• _PROBLEM TO SOLVE_
Give back all of the data exactly.

Website and app data records:

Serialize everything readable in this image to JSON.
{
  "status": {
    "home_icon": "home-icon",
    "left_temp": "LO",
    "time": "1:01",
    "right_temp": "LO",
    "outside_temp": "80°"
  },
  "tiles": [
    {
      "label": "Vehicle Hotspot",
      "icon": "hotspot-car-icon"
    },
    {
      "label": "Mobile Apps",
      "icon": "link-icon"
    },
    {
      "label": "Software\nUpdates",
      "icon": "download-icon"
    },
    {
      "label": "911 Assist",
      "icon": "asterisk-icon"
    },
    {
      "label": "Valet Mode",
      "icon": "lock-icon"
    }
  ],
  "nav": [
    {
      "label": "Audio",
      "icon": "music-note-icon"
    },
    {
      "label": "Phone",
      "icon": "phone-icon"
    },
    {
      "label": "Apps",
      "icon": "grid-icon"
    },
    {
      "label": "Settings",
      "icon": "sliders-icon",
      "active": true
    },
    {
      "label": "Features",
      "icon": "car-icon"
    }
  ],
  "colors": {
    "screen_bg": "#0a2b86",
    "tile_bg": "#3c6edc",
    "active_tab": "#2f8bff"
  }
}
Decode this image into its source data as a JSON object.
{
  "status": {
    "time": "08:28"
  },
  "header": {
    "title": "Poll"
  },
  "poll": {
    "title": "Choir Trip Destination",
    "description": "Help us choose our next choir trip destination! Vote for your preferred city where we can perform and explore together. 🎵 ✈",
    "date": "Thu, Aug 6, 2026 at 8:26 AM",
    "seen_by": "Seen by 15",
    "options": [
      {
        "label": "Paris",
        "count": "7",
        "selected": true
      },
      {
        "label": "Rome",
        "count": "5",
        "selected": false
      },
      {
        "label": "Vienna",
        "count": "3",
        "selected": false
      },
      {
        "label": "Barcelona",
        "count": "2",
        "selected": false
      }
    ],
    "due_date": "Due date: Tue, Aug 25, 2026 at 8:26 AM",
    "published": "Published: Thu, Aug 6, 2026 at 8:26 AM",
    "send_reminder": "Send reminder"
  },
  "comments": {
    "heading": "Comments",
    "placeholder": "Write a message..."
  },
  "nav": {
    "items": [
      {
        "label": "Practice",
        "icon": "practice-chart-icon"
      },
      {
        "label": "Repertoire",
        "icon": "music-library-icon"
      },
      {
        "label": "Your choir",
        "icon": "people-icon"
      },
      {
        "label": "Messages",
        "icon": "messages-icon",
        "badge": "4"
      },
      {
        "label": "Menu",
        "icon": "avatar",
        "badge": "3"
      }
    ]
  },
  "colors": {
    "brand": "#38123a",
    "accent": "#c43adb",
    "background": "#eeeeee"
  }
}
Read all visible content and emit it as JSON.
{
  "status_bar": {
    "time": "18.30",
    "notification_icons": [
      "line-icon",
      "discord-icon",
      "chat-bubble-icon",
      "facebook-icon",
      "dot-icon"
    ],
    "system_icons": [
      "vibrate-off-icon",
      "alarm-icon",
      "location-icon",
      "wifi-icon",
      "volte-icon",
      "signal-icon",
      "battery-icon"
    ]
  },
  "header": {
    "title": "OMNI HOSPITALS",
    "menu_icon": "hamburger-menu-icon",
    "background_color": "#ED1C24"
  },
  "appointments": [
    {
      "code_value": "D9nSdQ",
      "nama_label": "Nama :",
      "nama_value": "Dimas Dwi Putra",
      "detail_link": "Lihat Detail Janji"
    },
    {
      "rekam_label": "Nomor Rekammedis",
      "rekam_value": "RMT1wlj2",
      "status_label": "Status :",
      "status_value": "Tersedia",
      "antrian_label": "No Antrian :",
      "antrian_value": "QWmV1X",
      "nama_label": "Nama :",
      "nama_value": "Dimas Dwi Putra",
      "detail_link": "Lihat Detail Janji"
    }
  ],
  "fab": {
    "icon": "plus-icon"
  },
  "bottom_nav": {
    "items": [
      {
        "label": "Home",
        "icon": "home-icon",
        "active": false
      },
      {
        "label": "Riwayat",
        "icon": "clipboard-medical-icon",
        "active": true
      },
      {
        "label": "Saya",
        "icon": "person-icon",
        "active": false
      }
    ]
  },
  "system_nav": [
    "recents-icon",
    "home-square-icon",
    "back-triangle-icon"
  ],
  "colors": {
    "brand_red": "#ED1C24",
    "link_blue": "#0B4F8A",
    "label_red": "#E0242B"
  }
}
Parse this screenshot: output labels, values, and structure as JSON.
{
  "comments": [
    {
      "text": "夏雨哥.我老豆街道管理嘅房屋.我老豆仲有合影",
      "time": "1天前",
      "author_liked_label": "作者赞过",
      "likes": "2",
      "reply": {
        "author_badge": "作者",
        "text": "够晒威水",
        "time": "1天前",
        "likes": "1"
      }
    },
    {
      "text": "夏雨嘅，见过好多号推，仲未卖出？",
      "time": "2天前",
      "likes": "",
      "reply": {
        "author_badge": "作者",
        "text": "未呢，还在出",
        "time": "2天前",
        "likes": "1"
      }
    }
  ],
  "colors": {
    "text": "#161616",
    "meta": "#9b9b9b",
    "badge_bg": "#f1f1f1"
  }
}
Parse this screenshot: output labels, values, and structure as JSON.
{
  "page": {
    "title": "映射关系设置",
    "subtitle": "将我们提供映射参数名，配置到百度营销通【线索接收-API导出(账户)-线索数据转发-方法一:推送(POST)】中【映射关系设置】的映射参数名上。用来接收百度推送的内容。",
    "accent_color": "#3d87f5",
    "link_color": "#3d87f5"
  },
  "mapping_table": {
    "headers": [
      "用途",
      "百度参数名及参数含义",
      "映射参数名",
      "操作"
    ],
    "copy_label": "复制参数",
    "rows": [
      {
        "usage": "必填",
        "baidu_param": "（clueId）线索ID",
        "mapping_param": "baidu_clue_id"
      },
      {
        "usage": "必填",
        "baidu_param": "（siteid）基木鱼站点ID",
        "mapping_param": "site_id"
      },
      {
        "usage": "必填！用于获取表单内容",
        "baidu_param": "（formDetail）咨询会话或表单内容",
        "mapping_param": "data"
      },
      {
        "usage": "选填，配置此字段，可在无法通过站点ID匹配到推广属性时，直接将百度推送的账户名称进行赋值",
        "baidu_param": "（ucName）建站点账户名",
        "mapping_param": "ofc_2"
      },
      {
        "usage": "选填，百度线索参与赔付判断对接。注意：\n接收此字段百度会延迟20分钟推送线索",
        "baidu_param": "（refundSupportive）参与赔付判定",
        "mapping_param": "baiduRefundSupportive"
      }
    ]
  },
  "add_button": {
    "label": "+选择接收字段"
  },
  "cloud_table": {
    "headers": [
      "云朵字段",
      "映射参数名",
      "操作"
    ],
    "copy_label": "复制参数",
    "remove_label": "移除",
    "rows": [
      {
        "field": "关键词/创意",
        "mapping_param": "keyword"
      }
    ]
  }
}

• _SOLUTION TO THE EXERCISE_
Serialize everything readable in this image to JSON.
{
  "status": {
    "home_icon": "home-icon",
    "left_temp": "LO",
    "time": "1:01",
    "right_temp": "LO",
    "outside_temp": "80°"
  },
  "tiles": [
    {
      "label": "Vehicle Hotspot",
      "icon": "hotspot-car-icon"
    },
    {
      "label": "Mobile Apps",
      "icon": "link-icon"
    },
    {
      "label": "Software\nUpdates",
      "icon": "download-icon"
    },
    {
      "label": "911 Assist",
      "icon": "asterisk-icon"
    },
    {
      "label": "Valet Mode",
      "icon": "lock-icon"
    }
  ],
  "nav": [
    {
      "label": "Audio",
      "icon": "music-note-icon"
    },
    {
      "label": "Phone",
      "icon": "phone-icon"
    },
    {
      "label": "Apps",
      "icon": "grid-icon"
    },
    {
      "label": "Settings",
      "icon": "sliders-icon",
      "active": true
    },
    {
      "label": "Features",
      "icon": "car-icon"
    }
  ],
  "colors": {
    "screen_bg": "#0a2b86",
    "tile_bg": "#3c6edc",
    "active_tab": "#2f8bff"
  }
}
Decode this image into its source data as a JSON object.
{
  "status": {
    "time": "08:28"
  },
  "header": {
    "title": "Poll"
  },
  "poll": {
    "title": "Choir Trip Destination",
    "description": "Help us choose our next choir trip destination! Vote for your preferred city where we can perform and explore together. 🎵 ✈",
    "date": "Thu, Aug 6, 2026 at 8:26 AM",
    "seen_by": "Seen by 15",
    "options": [
      {
        "label": "Paris",
        "count": "7",
        "selected": true
      },
      {
        "label": "Rome",
        "count": "5",
        "selected": false
      },
      {
        "label": "Vienna",
        "count": "3",
        "selected": false
      },
      {
        "label": "Barcelona",
        "count": "2",
        "selected": false
      }
    ],
    "due_date": "Due date: Tue, Aug 25, 2026 at 8:26 AM",
    "published": "Published: Thu, Aug 6, 2026 at 8:26 AM",
    "send_reminder": "Send reminder"
  },
  "comments": {
    "heading": "Comments",
    "placeholder": "Write a message..."
  },
  "nav": {
    "items": [
      {
        "label": "Practice",
        "icon": "practice-chart-icon"
      },
      {
        "label": "Repertoire",
        "icon": "music-library-icon"
      },
      {
        "label": "Your choir",
        "icon": "people-icon"
      },
      {
        "label": "Messages",
        "icon": "messages-icon",
        "badge": "4"
      },
      {
        "label": "Menu",
        "icon": "avatar",
        "badge": "3"
      }
    ]
  },
  "colors": {
    "brand": "#38123a",
    "accent": "#c43adb",
    "background": "#eeeeee"
  }
}
Read all visible content and emit it as JSON.
{
  "status_bar": {
    "time": "18.30",
    "notification_icons": [
      "line-icon",
      "discord-icon",
      "chat-bubble-icon",
      "facebook-icon",
      "dot-icon"
    ],
    "system_icons": [
      "vibrate-off-icon",
      "alarm-icon",
      "location-icon",
      "wifi-icon",
      "volte-icon",
      "signal-icon",
      "battery-icon"
    ]
  },
  "header": {
    "title": "OMNI HOSPITALS",
    "menu_icon": "hamburger-menu-icon",
    "background_color": "#ED1C24"
  },
  "appointments": [
    {
      "code_value": "D9nSdQ",
      "nama_label": "Nama :",
      "nama_value": "Dimas Dwi Putra",
      "detail_link": "Lihat Detail Janji"
    },
    {
      "rekam_label": "Nomor Rekammedis",
      "rekam_value": "RMT1wlj2",
      "status_label": "Status :",
      "status_value": "Tersedia",
      "antrian_label": "No Antrian :",
      "antrian_value": "QWmV1X",
      "nama_label": "Nama :",
      "nama_value": "Dimas Dwi Putra",
      "detail_link": "Lihat Detail Janji"
    }
  ],
  "fab": {
    "icon": "plus-icon"
  },
  "bottom_nav": {
    "items": [
      {
        "label": "Home",
        "icon": "home-icon",
        "active": false
      },
      {
        "label": "Riwayat",
        "icon": "clipboard-medical-icon",
        "active": true
      },
      {
        "label": "Saya",
        "icon": "person-icon",
        "active": false
      }
    ]
  },
  "system_nav": [
    "recents-icon",
    "home-square-icon",
    "back-triangle-icon"
  ],
  "colors": {
    "brand_red": "#ED1C24",
    "link_blue": "#0B4F8A",
    "label_red": "#E0242B"
  }
}
Parse this screenshot: output labels, values, and structure as JSON.
{
  "comments": [
    {
      "text": "夏雨哥.我老豆街道管理嘅房屋.我老豆仲有合影",
      "time": "1天前",
      "author_liked_label": "作者赞过",
      "likes": "2",
      "reply": {
        "author_badge": "作者",
        "text": "够晒威水",
        "time": "1天前",
        "likes": "1"
      }
    },
    {
      "text": "夏雨嘅，见过好多号推，仲未卖出？",
      "time": "2天前",
      "likes": "",
      "reply": {
        "author_badge": "作者",
        "text": "未呢，还在出",
        "time": "2天前",
        "likes": "1"
      }
    }
  ],
  "colors": {
    "text": "#161616",
    "meta": "#9b9b9b",
    "badge_bg": "#f1f1f1"
  }
}
Parse this screenshot: output labels, values, and structure as JSON.
{
  "page": {
    "title": "映射关系设置",
    "subtitle": "将我们提供映射参数名，配置到百度营销通【线索接收-API导出(账户)-线索数据转发-方法一:推送(POST)】中【映射关系设置】的映射参数名上。用来接收百度推送的内容。",
    "accent_color": "#3d87f5",
    "link_color": "#3d87f5"
  },
  "mapping_table": {
    "headers": [
      "用途",
      "百度参数名及参数含义",
      "映射参数名",
      "操作"
    ],
    "copy_label": "复制参数",
    "rows": [
      {
        "usage": "必填",
        "baidu_param": "（clueId）线索ID",
        "mapping_param": "baidu_clue_id"
      },
      {
        "usage": "必填",
        "baidu_param": "（siteid）基木鱼站点ID",
        "mapping_param": "site_id"
      },
      {
        "usage": "必填！用于获取表单内容",
        "baidu_param": "（formDetail）咨询会话或表单内容",
        "mapping_param": "data"
      },
      {
        "usage": "选填，配置此字段，可在无法通过站点ID匹配到推广属性时，直接将百度推送的账户名称进行赋值",
        "baidu_param": "（ucName）建站点账户名",
        "mapping_param": "ofc_2"
      },
      {
        "usage": "选填，百度线索参与赔付判断对接。注意：\n接收此字段百度会延迟20分钟推送线索",
        "baidu_param": "（refundSupportive）参与赔付判定",
        "mapping_param": "baiduRefundSupportive"
      }
    ]
  },
  "add_button": {
    "label": "+选择接收字段"
  },
  "cloud_table": {
    "headers": [
      "云朵字段",
      "映射参数名",
      "操作"
    ],
    "copy_label": "复制参数",
    "remove_label": "移除",
    "rows": [
      {
        "field": "关键词/创意",
        "mapping_param": "keyword"
      }
    ]
  }
}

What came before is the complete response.